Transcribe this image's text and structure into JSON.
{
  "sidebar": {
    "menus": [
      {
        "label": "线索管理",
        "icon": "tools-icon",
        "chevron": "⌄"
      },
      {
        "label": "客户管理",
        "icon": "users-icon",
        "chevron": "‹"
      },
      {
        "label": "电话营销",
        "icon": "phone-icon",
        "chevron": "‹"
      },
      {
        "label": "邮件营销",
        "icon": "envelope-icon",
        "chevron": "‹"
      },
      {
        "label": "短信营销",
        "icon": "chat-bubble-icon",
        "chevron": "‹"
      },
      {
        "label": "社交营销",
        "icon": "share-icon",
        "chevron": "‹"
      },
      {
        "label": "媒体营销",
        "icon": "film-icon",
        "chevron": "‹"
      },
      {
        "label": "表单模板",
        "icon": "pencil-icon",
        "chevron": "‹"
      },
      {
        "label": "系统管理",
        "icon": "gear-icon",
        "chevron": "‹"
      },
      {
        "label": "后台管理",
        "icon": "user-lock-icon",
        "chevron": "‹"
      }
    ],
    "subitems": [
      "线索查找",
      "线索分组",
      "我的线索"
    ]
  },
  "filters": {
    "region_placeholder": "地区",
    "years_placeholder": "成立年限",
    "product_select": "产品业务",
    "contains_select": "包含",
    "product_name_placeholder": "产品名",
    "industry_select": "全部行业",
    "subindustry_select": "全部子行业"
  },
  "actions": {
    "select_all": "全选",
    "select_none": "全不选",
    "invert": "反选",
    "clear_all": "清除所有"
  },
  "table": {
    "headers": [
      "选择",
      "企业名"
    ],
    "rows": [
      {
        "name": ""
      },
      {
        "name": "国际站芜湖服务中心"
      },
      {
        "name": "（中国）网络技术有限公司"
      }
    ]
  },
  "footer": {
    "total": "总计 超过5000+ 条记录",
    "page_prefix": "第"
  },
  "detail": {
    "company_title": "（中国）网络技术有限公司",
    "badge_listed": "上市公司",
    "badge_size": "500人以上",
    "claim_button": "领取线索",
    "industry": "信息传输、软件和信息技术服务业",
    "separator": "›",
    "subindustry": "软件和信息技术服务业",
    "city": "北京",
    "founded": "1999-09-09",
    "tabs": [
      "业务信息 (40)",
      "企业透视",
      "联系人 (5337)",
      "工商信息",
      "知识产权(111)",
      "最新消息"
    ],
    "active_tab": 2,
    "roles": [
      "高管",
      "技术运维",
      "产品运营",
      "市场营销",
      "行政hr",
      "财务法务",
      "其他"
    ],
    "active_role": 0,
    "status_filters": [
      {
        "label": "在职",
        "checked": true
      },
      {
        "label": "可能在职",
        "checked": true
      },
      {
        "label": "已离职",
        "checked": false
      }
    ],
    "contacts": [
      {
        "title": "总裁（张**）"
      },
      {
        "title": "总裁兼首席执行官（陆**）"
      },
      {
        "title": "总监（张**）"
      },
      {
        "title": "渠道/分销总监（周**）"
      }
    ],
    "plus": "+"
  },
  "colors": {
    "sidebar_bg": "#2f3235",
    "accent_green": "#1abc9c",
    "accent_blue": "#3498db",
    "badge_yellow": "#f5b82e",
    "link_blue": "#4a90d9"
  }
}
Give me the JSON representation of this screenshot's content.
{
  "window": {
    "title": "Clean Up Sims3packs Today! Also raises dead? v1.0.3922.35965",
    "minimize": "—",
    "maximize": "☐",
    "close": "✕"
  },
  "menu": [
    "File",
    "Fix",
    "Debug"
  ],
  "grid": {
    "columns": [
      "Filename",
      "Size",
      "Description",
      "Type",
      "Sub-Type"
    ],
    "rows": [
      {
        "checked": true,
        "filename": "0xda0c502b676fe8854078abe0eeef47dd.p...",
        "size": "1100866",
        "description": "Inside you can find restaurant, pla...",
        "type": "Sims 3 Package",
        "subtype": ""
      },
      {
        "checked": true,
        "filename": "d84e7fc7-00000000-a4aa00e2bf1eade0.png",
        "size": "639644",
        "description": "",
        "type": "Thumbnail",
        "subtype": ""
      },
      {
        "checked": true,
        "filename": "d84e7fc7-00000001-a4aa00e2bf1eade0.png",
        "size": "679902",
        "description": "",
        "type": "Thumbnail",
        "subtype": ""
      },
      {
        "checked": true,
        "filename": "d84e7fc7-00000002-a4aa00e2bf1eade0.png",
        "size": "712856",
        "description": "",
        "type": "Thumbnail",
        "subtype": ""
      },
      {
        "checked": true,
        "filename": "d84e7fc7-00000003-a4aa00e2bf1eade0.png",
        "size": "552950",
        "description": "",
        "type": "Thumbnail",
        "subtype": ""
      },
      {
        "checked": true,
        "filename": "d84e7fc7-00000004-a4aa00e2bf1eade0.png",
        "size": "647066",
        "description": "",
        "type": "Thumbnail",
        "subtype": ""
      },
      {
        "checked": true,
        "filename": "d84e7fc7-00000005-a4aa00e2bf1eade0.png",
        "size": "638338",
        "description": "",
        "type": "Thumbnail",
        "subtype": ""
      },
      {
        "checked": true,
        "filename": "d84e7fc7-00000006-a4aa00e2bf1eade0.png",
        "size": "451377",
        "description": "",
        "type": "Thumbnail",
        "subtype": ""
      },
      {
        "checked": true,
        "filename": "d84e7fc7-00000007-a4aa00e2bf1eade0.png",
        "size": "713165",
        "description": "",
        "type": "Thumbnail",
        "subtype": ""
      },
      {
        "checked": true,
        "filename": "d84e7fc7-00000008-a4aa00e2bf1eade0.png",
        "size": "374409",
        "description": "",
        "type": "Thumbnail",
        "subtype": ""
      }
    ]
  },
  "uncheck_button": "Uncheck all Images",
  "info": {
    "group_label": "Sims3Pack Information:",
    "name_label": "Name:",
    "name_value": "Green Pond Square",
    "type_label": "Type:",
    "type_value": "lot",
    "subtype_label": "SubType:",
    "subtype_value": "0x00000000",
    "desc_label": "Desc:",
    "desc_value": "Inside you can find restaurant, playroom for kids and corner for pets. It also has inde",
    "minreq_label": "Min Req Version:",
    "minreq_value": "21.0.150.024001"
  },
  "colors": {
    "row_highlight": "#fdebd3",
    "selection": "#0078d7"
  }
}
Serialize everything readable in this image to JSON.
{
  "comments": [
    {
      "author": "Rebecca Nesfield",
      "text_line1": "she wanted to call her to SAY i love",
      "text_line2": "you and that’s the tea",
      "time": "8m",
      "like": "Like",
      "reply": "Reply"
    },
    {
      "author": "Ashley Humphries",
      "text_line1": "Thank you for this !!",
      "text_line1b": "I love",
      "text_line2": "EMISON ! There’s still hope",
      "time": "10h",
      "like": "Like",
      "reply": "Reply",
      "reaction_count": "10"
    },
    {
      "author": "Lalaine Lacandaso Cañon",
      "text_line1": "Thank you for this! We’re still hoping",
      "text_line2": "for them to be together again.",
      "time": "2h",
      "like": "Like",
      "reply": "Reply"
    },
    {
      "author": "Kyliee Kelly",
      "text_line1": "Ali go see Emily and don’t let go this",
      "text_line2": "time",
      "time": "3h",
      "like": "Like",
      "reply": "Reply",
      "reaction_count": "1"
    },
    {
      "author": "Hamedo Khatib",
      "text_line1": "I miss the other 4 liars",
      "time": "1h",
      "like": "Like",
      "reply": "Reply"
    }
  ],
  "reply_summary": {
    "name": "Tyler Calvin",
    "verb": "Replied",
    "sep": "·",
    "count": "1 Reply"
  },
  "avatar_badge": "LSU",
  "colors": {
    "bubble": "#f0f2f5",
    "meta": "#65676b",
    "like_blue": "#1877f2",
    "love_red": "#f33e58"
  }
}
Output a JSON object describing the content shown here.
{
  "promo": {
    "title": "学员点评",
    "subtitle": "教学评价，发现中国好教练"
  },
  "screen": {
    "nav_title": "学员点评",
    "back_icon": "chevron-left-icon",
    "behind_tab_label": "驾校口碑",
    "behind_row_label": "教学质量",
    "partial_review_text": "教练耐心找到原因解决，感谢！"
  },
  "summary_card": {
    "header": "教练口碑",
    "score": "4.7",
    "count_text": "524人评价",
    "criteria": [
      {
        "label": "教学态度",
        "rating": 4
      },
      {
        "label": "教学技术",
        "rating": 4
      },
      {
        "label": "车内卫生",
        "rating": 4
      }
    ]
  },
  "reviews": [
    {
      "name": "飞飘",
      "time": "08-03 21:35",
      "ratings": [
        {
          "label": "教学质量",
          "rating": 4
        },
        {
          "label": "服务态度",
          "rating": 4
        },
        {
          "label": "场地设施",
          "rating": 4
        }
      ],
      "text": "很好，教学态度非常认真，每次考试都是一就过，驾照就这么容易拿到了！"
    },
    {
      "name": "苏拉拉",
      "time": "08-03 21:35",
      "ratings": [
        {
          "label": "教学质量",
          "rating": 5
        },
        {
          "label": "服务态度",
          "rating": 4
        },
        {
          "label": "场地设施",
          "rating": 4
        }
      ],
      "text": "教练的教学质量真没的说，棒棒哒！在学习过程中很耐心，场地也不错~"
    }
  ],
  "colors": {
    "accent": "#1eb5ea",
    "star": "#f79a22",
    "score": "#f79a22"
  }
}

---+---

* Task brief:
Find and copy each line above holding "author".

* Result below:
      "author": "Rebecca Nesfield",
      "author": "Ashley Humphries",
      "author": "Lalaine Lacandaso Cañon",
      "author": "Kyliee Kelly",
      "author": "Hamedo Khatib",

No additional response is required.